Putting the M in CRM
Putting the M in CRM
A CRM should provide sales managers with oceans of information. In theory, it’s a tool that puts your sales reps’ interactions, pertinent research about sales, and unique details on customers all at your fingertips and can boost your sales reps’ success.
Now, after already looking at both the Customer and Relationship sides of the equation, today we’re talking about the “M” in CRM—and that means we’re focusing on YOU. How does a CRM help you do your job better as a sales manager?
The easy answer is that CRMs make managing everything better by streamlining reporting and analysis. But let’s dig a little deeper as to how that works. Because a lot of managers end up going in with that assumption and coming out with Big Brother-style tactics that the CRM isn’t intended for.
A lot of managers might read “managing” more like “backseat driving.” Maybe they see the information their reps are reporting and decide they have a better method to get higher sales. They micromanage before they take in the bigger picture.
This hamstrings their team by funneling the manager’s time into micro-decisions and forcing the sales reps to tailor their process to the sudden (and sometimes intrusive) oversight.
The fact is that the Management side of a CRM is designed to empower you to make better decisions—not dictate tactics or responsibilities on your sales reps. Sales reps spend an awful lot of time updating their CRM database for your reports (between 1-1.5 hours per day on average). That might feel like an hour of tying their own rope if they know you’re going to use that information to loom over their shoulder with every sale.
Your job is to take in the information your sales reps report in the CRM and use it to guide the big decisions. Use the CRM to empower your decisions—and make decisions that empower your sales reps.
“$1,000,000 job won!

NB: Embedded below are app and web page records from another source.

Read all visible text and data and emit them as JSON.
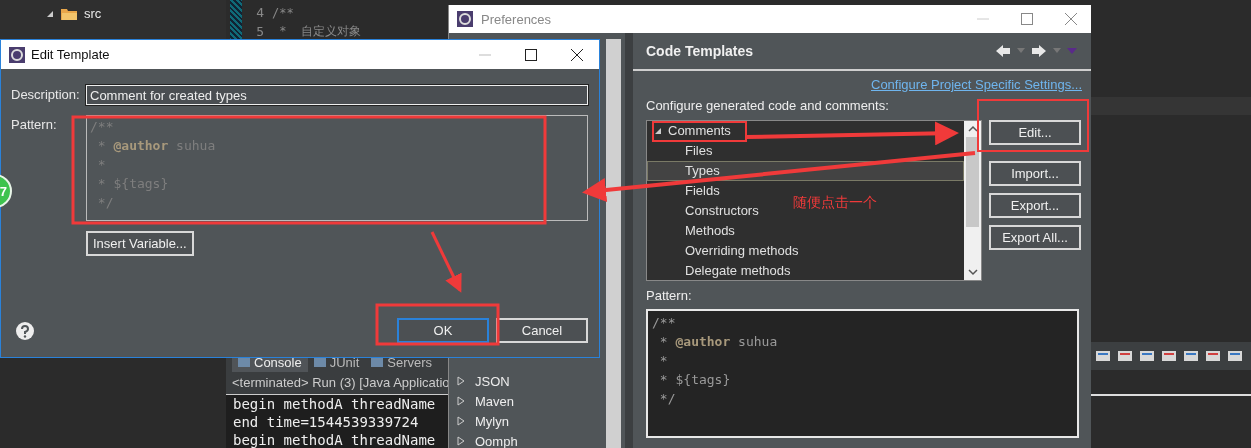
{
  "ide": {
    "explorer": [
      {
        "label": "src",
        "expanded": true
      }
    ],
    "editor": [
      {
        "number": "4",
        "code": "/**"
      },
      {
        "number": "5",
        "code": " *  自定义对象"
      }
    ],
    "badge": "7",
    "console": {
      "tabs": [
        {
          "label": "Console",
          "selected": true
        },
        {
          "label": "JUnit",
          "selected": false
        },
        {
          "label": "Servers",
          "selected": false
        }
      ],
      "status": "<terminated> Run (3) [Java Applicatio",
      "lines": [
        "begin methodA threadName",
        "end time=1544539339724",
        "begin methodA threadName"
      ]
    }
  },
  "preferences": {
    "title": "Preferences",
    "tree_items": [
      {
        "label": "JSON",
        "expanded": false
      },
      {
        "label": "Maven",
        "expanded": false
      },
      {
        "label": "Mylyn",
        "expanded": false
      },
      {
        "label": "Oomph",
        "expanded": false
      }
    ],
    "heading": "Code Templates",
    "link": "Configure Project Specific Settings...",
    "list_label": "Configure generated code and comments:",
    "templates": [
      {
        "label": "Comments",
        "expanded": true,
        "selected": false,
        "children": [
          {
            "label": "Files",
            "selected": false
          },
          {
            "label": "Types",
            "selected": true
          },
          {
            "label": "Fields",
            "selected": false
          },
          {
            "label": "Constructors",
            "selected": false
          },
          {
            "label": "Methods",
            "selected": false
          },
          {
            "label": "Overriding methods",
            "selected": false
          },
          {
            "label": "Delegate methods",
            "selected": false
          }
        ]
      }
    ],
    "buttons": [
      "Edit...",
      "Import...",
      "Export...",
      "Export All..."
    ],
    "pattern_label": "Pattern:",
    "pattern": [
      "/**",
      " * **@author** suhua",
      " *",
      " * ${tags}",
      " */"
    ]
  },
  "edit_template": {
    "title": "Edit Template",
    "description_label": "Description:",
    "description": "Comment for created types",
    "pattern_label": "Pattern:",
    "pattern": [
      "/**",
      " * **@author** suhua",
      " *",
      " * ${tags}",
      " */"
    ],
    "insert_button": "Insert Variable...",
    "ok_button": "OK",
    "cancel_button": "Cancel"
  },
  "annotation": {
    "note": "随便点击一个"
  }
}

“A rep recorded a [Telenote call note] that if any distributor could help manage the project flow electronically they would have a better shot at getting this particular $1M+ job. His manager saw the note and told the rep he could do that and showed him how… and we got the job.”-S. Ritchey Plumbers Supply
Your CRM is here to manage customer relationships. That applies to the relationships your sales reps build with their customers and to your relationship with your sales reps. The right CRM keeps you in the loop without keeping your hand on a leash.
Think of it like an oil rig that keeps digging up useful insights and information you can use (when you use the CRM correctly). You can turn data into dollars with the right approach. Be sure to look for details your sales reps might have missed or that are part of a bigger picture. This might include:
- Mentions of competitors
- The context behind a failed sale (or a string of them)
- Customer sentiments about you vs. your competitors
- What “not interested” really means
This wealth of information can help you grow your strategy while anticipating hurdles inside and outside of your organization.
Letting Your CRM Be a CRM
When you make it easy for your sales reps to build deep relationships with their customers, you increase your chances of a sale.
When you make it easy for your sales reps to report into your CRM, you increase the information you have access to.
When you have the right information at your fingertips, you increase your tools and strategies as a manager.
CRMs are a tool designed to help you make the best use of the information your team is already encountering each and every day. With the right one, combined with the right approach, you can empower your sales team to keep you up-to-date on the big picture while also keeping them focused on individual sales. If you want to see how a CRM combined with live virtual assistants streamlines your process, be sure to schedule a Telenotes demo today.